Interested in starting your own entrepreneurial journey in health and wellness but unsure what to expect? Then read up on our interview with Sus Jones, Founder of Companion Midwifery & Fertility Services, located in Lawrence, KS, USA.
What's your business, and who are your customers?
I am a homebirth midwife, I offer prenatal and postpartum care, labor and birth support, and I also do fertility/preconception counseling and at-home intrauterine insemination. I offer individualized care that centers queer and trans folks and supports people seeking embodied and authentic connection while trying to conceive and throughout pregnancy.
My clients lean toward a natural/alternative lifestyle and value trust and connection with their bodies. Some folks choose to work with me because they do not feel safe or validated in a clinic or doctor's office due to their race, gender identity, sexual orientation, body size, or ability. They come to my practice for affirming, trauma-informed, and client-centered care.
Tell us about yourself
I am a queer, trans/non-binary, divorced, single parent. I have two kids that I birthed at home with the support and care of midwives. Though I believe that I have always been queer and trans, it wasn't quite in my awareness through most of my adulthood. I believe that embodied work and somatic healing that I did throughout both my pregnancies and early parenting helped me to start exploring my queerness and gender identity further.
Birthwork is an incredibly gendered field, and I am slowly trying to take up space and help build a representation of the beautiful expansiveness of gender in birthing people and midwives. As I started my own practice, it was important for me to be a safe and affirming place for people who tend to fall through the cracks, not only in the western medical system but also in midwifery care. I see a huge hole in my community, where queer and trans folks don't have many options for affirming family building or birthing options. It's the knowledge that not everyone is safer in a hospital or clinical setting, that depending on a multitude of factors, a person may have to put themselves in harm's way to walk into an institution. They may not be treated with respect and given the quality of care we all deserve. And it's not just "prenatal care" or "fertility work," but it's being seen and heard; it is about walking out of an appointment and feeling more in tune with your body, more empowered and autonomous, and more supported than you did walking in.
What's your biggest accomplishment as a business owner?
I actually forget most of the time that I am a business owner. The work that I do is such a way of life for me. I am very proud of the way my practice reflects my values and feels very authentic to who I am. I'd say my biggest accomplishment has been letting my midwifery practice almost lead the way for my own queerness and gender transition. I was afraid at first to put myself out there so vulnerably and so distinctly, but doing so has definitely laid a solid foundation of openness and trust with my clients.
What's one of the hardest things that come with being a business owner?

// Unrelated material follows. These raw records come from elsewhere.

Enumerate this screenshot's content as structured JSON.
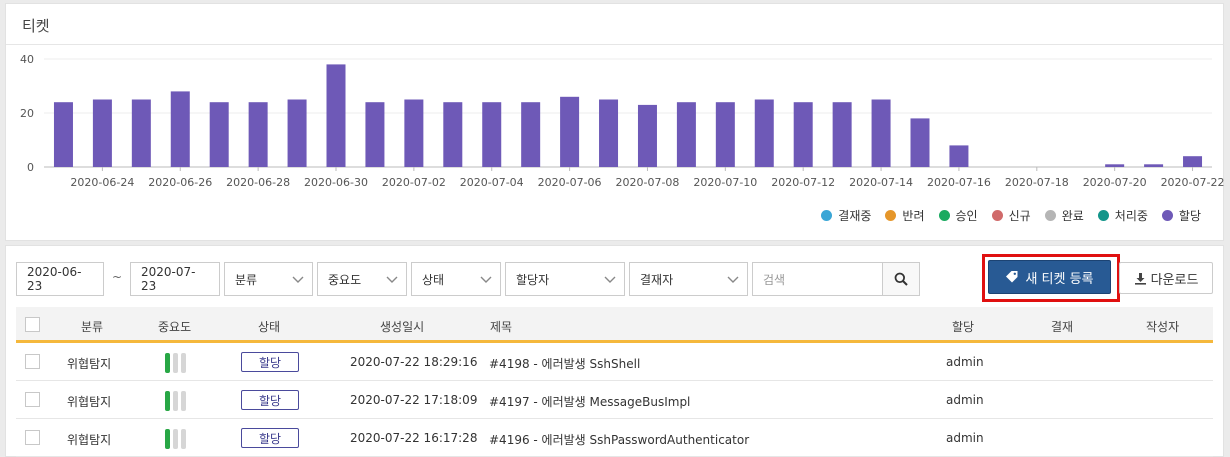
{
  "panel": {
    "title": "티켓"
  },
  "chart_data": {
    "type": "bar",
    "title": "",
    "xlabel": "",
    "ylabel": "",
    "ylim": [
      0,
      40
    ],
    "yticks": [
      0,
      20,
      40
    ],
    "grid": "horizontal",
    "legend_position": "bottom-right",
    "categories": [
      "2020-06-23",
      "2020-06-24",
      "2020-06-25",
      "2020-06-26",
      "2020-06-27",
      "2020-06-28",
      "2020-06-29",
      "2020-06-30",
      "2020-07-01",
      "2020-07-02",
      "2020-07-03",
      "2020-07-04",
      "2020-07-05",
      "2020-07-06",
      "2020-07-07",
      "2020-07-08",
      "2020-07-09",
      "2020-07-10",
      "2020-07-11",
      "2020-07-12",
      "2020-07-13",
      "2020-07-14",
      "2020-07-15",
      "2020-07-16",
      "2020-07-17",
      "2020-07-18",
      "2020-07-19",
      "2020-07-20",
      "2020-07-21",
      "2020-07-22"
    ],
    "tick_labels": [
      "2020-06-24",
      "2020-06-26",
      "2020-06-28",
      "2020-06-30",
      "2020-07-02",
      "2020-07-04",
      "2020-07-06",
      "2020-07-08",
      "2020-07-10",
      "2020-07-12",
      "2020-07-14",
      "2020-07-16",
      "2020-07-18",
      "2020-07-20",
      "2020-07-22"
    ],
    "series": [
      {
        "name": "결재중",
        "color": "#3aa6d6",
        "values": [
          0,
          0,
          0,
          0,
          0,
          0,
          0,
          0,
          0,
          0,
          0,
          0,
          0,
          0,
          0,
          0,
          0,
          0,
          0,
          0,
          0,
          0,
          0,
          0,
          0,
          0,
          0,
          0,
          0,
          0
        ]
      },
      {
        "name": "반려",
        "color": "#e5962a",
        "values": [
          0,
          0,
          0,
          0,
          0,
          0,
          0,
          0,
          0,
          0,
          0,
          0,
          0,
          0,
          0,
          0,
          0,
          0,
          0,
          0,
          0,
          0,
          0,
          0,
          0,
          0,
          0,
          0,
          0,
          0
        ]
      },
      {
        "name": "승인",
        "color": "#1aaa60",
        "values": [
          0,
          0,
          0,
          0,
          0,
          0,
          0,
          0,
          0,
          0,
          0,
          0,
          0,
          0,
          0,
          0,
          0,
          0,
          0,
          0,
          0,
          0,
          0,
          0,
          0,
          0,
          0,
          0,
          0,
          0
        ]
      },
      {
        "name": "신규",
        "color": "#d06a6a",
        "values": [
          0,
          0,
          0,
          0,
          0,
          0,
          0,
          0,
          0,
          0,
          0,
          0,
          0,
          0,
          0,
          0,
          0,
          0,
          0,
          0,
          0,
          0,
          0,
          0,
          0,
          0,
          0,
          0,
          0,
          0
        ]
      },
      {
        "name": "완료",
        "color": "#b5b5b5",
        "values": [
          0,
          0,
          0,
          0,
          0,
          0,
          0,
          0,
          0,
          0,
          0,
          0,
          0,
          0,
          0,
          0,
          0,
          0,
          0,
          0,
          0,
          0,
          0,
          0,
          0,
          0,
          0,
          0,
          0,
          0
        ]
      },
      {
        "name": "처리중",
        "color": "#13958a",
        "values": [
          0,
          0,
          0,
          0,
          0,
          0,
          0,
          0,
          0,
          0,
          0,
          0,
          0,
          0,
          0,
          0,
          0,
          0,
          0,
          0,
          0,
          0,
          0,
          0,
          0,
          0,
          0,
          0,
          0,
          0
        ]
      },
      {
        "name": "할당",
        "color": "#6e59b7",
        "values": [
          24,
          25,
          25,
          28,
          24,
          24,
          25,
          38,
          24,
          25,
          24,
          24,
          24,
          26,
          25,
          23,
          24,
          24,
          25,
          24,
          24,
          25,
          18,
          8,
          0,
          0,
          0,
          1,
          1,
          4
        ]
      }
    ]
  },
  "filters": {
    "date_from": "2020-06-23",
    "tilde": "~",
    "date_to": "2020-07-23",
    "category": "분류",
    "importance": "중요도",
    "status": "상태",
    "assignee": "할당자",
    "approver": "결재자",
    "search_placeholder": "검색"
  },
  "actions": {
    "new_ticket": "새 티켓 등록",
    "download": "다운로드"
  },
  "table": {
    "headers": {
      "category": "분류",
      "importance": "중요도",
      "status": "상태",
      "created": "생성일시",
      "title": "제목",
      "assignee": "할당",
      "approval": "결재",
      "author": "작성자"
    },
    "rows": [
      {
        "category": "위협탐지",
        "importance": 1,
        "status": "할당",
        "created": "2020-07-22 18:29:16",
        "title": "#4198 - 에러발생 SshShell",
        "assignee": "admin"
      },
      {
        "category": "위협탐지",
        "importance": 1,
        "status": "할당",
        "created": "2020-07-22 17:18:09",
        "title": "#4197 - 에러발생 MessageBusImpl",
        "assignee": "admin"
      },
      {
        "category": "위협탐지",
        "importance": 1,
        "status": "할당",
        "created": "2020-07-22 16:17:28",
        "title": "#4196 - 에러발생 SshPasswordAuthenticator",
        "assignee": "admin"
      }
    ]
  }
}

By far, the hardest thing for me is being a solo practitioner/business owner and a solo parent. The weight of my responsibility towards my kids and clients can sometimes feel like too much. I pour so much of myself into my practice, and it really feels like an extension of myself. It's difficult to keep the boundaries between work and life, so they regularly leak into each other. Being a midwife is definitely a lifestyle that affects my family. My kids know that every plan I make is usually followed by "if I'm not at a birth." I've had to miss important things and be gone from them for days before, but I think the most difficult part is the stress of managing it all as just one person.
What are the top tips you'd give to anyone looking to start, run and grow a business today?
- Find a community or support system. It's so easy to feel like you are in it alone, but chances are that there are folks out there doing something similar. Being able to call on fellow midwives or meet with other trans birth workers has saved me so much stress and heartache!
- Let the work come from your heart. This advice might not be for everyone, but it has been crucial for me to identify my own values and then align my practice with them. I spent too long trying to be the person or midwife for everyone instead of seeing the value in the person and midwife I authentically am. There is so much more richness and depth in my practice from following my heart.
- Nothing has to be perfect or complete! All of life is a work in progress and is constantly changing. I like to permit myself to show up fully, whether in my personal life or practice, knowing that each iteration is an important part of the journey. I wish it were possible to have a perfect final product to put out there and move on, but when your business is centered around people and relationships, it's important to build the space to grow and integrate change. I try to be transparent about my journey and process. I hope that it gives others permission to let go of perfectionism.
Is there anything else you'd like to share?
I just would like to acknowledge that even though I am a solo business owner, I would not be here without the support of so many folks in my community. Having a web of love and support has made it possible for me to pour my heart into this work of helping families grow in an empowered and interconnected way.